STACEY: Well, yeah. It was like, the girl, Newt, she’s trying to tell you how bad he is and how you’ve gotta do this. And it’s like, these are stakes I’ve heard a thousand times to the point that they’re meaningless. Why am I going to risk this now? There’s clearly three more episodes! (laughs) Like, we have time.
JAYLEE: And then after that one, did you sell Greg out to Norma? For my game I kind of went back and forth because all I did was basically tell the truth, but at the end I was kind of relenting a bit like, I’m the one who lied, so for me it said I shared the blame with Greg, and that was 54.6% of players.
STACEY: The only thing I know I consciously lied about, which wasn’t totally a lie, was I told her there was nobody else with us, because as soon as the other girl has told me that they claim everything on the water, I didn’t want her to know that I had a boat. So I probably sold him out.
JAYLEE: But that would be 45.4% who did let him take the blame. And the last decision: did you let Sam shoot Zachary?
STACEY: No! That was a terrible decision.
JAYLEE: I know! Neither did I. And that was 83.5% of players who spared Zachary.
STACEY: Who probably thought the same thing, like, why is this a choice? (laughs)
JAYLEE: And that last scene, it felt very Game of Thrones in that there were a lot of different options, but I felt like ultimately I couldn’t do anything.
JAYLEE: I don’t know if I liked it or not, because it was really hectic and everybody’s yelling all at once and you’re just trying to calm them down.
STACEY: (laughs) Yeah. Can I say, I grabbed the length of pipe to kill Greg.
STACEY: I don’t know why I grabbed it. And then as soon as I got there to do it, I was like, this is… I should have gotten the screwdriver! This is going to be so gory! (laughs)
JAYLEE: (laughs) I’m sorry Sam.
JAYLEE: I actually chose the screwdriver.
STACEY: Yeah, I think that would have been the more humane way to do it.
JAYLEE: But it took like four stabs in his eye!
STACEY: Seriously? So it’s the same. It was the same.
JAYLEE: (laughs) Yeah.
STACEY: Because that was the whole point of the last thing?
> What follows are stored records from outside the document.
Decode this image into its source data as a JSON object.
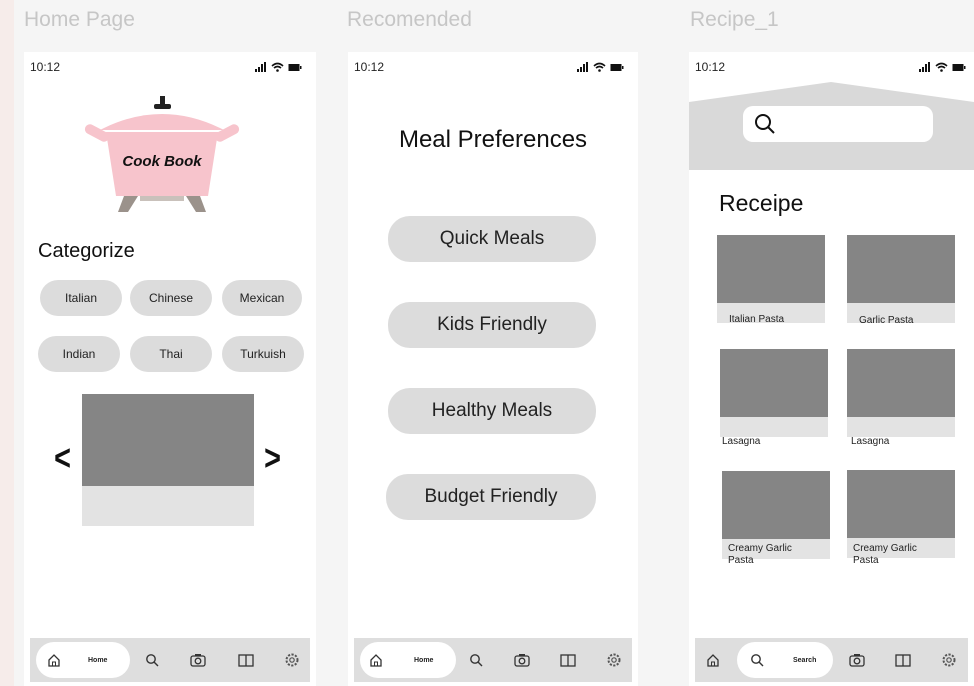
{
  "frames": [
    {
      "label": "Home Page",
      "time": "10:12"
    },
    {
      "label": "Recomended",
      "time": "10:12"
    },
    {
      "label": "Recipe_1",
      "time": "10:12"
    }
  ],
  "home": {
    "logo_text": "Cook Book",
    "section_title": "Categorize",
    "categories": [
      "Italian",
      "Chinese",
      "Mexican",
      "Indian",
      "Thai",
      "Turkuish"
    ],
    "carousel_prev": "<",
    "carousel_next": ">"
  },
  "recommended": {
    "title": "Meal Preferences",
    "options": [
      "Quick Meals",
      "Kids Friendly",
      "Healthy Meals",
      "Budget Friendly"
    ]
  },
  "recipe": {
    "title": "Receipe",
    "recipes": [
      "Italian Pasta",
      "Garlic Pasta",
      "Lasagna",
      "Lasagna",
      "Creamy Garlic Pasta",
      "Creamy Garlic Pasta"
    ]
  },
  "tabbar": {
    "home_label": "Home",
    "search_label": "Search",
    "icons": [
      "home-icon",
      "search-icon",
      "camera-icon",
      "book-icon",
      "settings-icon"
    ]
  },
  "colors": {
    "pot": "#f7c4cc",
    "pill": "#dcdcdc",
    "placeholder": "#858585",
    "tabbar": "#dedede"
  }
}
It was like that’s the kind of weapon that you want because it’s really easy, in-and-out, and it’s not going to get stuck.
STACEY: Have we learned nothing?
JAYLEE: So… I don’t even know. (laughs)
STACEY: (laughs) Fix your continuity, Telltale!
JAYLEE: I know! Is a screwdriver a good weapon, yes or no?
STACEY: (laughs) Let us know in the comments. (laughs)
JAYLEE: (laughs) And don’t forget to subscribe to keep up to date with all of our latest episodes and Water Cooler discussions.